The mammary gland in mammalian evolution: a brief commentary on some of the concepts

J Mammary Gland Biol Neoplasia. 2002 Jul;7(3):347-53. doi: 10.1023/a:1022860902083.


Current thinking is highlighting the mammary glands and the process of lactation in the evolutionary success of mammals over and above the selective advantages provided by the nutritional and antimicrobial properties of milk. The extended period of contact between mothers and their young, necessitated by the regular and frequent transfer of milk, particularly characteristic of the primate strategy of reproduction and the primate mode of life, has been suggested to afford the offspring the opportunity for more learning and the eventual development of the levels of intelligence present in "higher" primates. Lactation offers the opportunity for maternal effects on development and the eventual phenotype of the offspring in addition to those that occur during pregnancy or from behavioral interactions. Lactation comes with high metabolic costs, which are manifested in parent-offspring conflict, and special physiological adaptations have evolved which match milk supply to demand by the young.

Publication types

  • Review

MeSH terms
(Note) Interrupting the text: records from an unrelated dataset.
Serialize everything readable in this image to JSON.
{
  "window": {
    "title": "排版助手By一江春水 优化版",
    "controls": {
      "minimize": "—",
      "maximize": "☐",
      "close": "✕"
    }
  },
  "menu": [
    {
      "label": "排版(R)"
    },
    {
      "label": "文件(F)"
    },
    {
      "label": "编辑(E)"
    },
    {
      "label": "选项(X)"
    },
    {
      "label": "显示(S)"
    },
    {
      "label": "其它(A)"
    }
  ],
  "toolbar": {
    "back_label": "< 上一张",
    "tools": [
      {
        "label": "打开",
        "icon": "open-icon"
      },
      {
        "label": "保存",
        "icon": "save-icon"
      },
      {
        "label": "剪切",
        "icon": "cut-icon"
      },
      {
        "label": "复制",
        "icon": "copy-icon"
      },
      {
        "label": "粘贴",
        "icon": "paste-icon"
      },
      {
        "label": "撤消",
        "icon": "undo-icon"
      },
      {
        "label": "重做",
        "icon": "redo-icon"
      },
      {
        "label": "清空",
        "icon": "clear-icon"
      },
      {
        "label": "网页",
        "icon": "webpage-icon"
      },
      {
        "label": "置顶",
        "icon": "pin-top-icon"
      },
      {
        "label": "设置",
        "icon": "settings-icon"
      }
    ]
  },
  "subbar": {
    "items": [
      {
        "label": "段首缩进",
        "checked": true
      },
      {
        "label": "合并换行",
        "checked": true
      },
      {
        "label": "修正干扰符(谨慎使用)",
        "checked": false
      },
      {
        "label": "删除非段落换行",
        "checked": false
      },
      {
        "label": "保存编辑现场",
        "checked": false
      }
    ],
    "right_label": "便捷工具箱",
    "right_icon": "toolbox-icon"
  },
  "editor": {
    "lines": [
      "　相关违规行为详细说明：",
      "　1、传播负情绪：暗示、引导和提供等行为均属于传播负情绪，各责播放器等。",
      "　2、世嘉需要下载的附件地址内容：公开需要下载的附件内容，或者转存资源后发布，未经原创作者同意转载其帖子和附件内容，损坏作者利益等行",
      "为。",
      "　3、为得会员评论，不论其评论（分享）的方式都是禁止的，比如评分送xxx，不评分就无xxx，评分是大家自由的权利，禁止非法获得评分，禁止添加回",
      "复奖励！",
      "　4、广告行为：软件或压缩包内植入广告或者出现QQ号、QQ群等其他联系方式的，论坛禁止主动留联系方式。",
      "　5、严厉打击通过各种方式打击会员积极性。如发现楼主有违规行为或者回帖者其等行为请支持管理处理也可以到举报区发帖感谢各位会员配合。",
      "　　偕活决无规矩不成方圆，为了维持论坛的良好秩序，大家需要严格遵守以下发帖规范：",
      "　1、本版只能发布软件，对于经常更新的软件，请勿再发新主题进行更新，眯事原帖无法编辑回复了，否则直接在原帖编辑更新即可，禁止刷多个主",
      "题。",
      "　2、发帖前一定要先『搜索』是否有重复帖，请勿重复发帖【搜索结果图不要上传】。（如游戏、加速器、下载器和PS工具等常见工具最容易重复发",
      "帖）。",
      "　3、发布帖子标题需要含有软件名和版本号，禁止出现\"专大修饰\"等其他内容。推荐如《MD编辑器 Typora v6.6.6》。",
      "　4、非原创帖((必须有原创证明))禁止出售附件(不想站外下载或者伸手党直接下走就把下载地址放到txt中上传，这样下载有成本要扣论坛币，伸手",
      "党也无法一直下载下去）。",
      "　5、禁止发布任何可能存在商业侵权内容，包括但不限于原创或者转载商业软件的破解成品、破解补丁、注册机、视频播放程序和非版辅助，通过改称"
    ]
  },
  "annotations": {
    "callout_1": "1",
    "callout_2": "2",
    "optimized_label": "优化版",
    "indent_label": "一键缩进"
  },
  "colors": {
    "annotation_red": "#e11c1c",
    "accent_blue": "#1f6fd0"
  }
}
  • Animals
  • Biological Evolution*
  • Breast / growth & development
  • Breast / immunology*
  • Female
  • Humans
  • Immune System / growth & development
  • Immunity, Maternally-Acquired
  • Lactation*
  • Mammals
  • Mammary Glands, Animal / growth & development
  • Mammary Glands, Animal / immunology*
  • Milk, Human / immunology
  • Pregnancy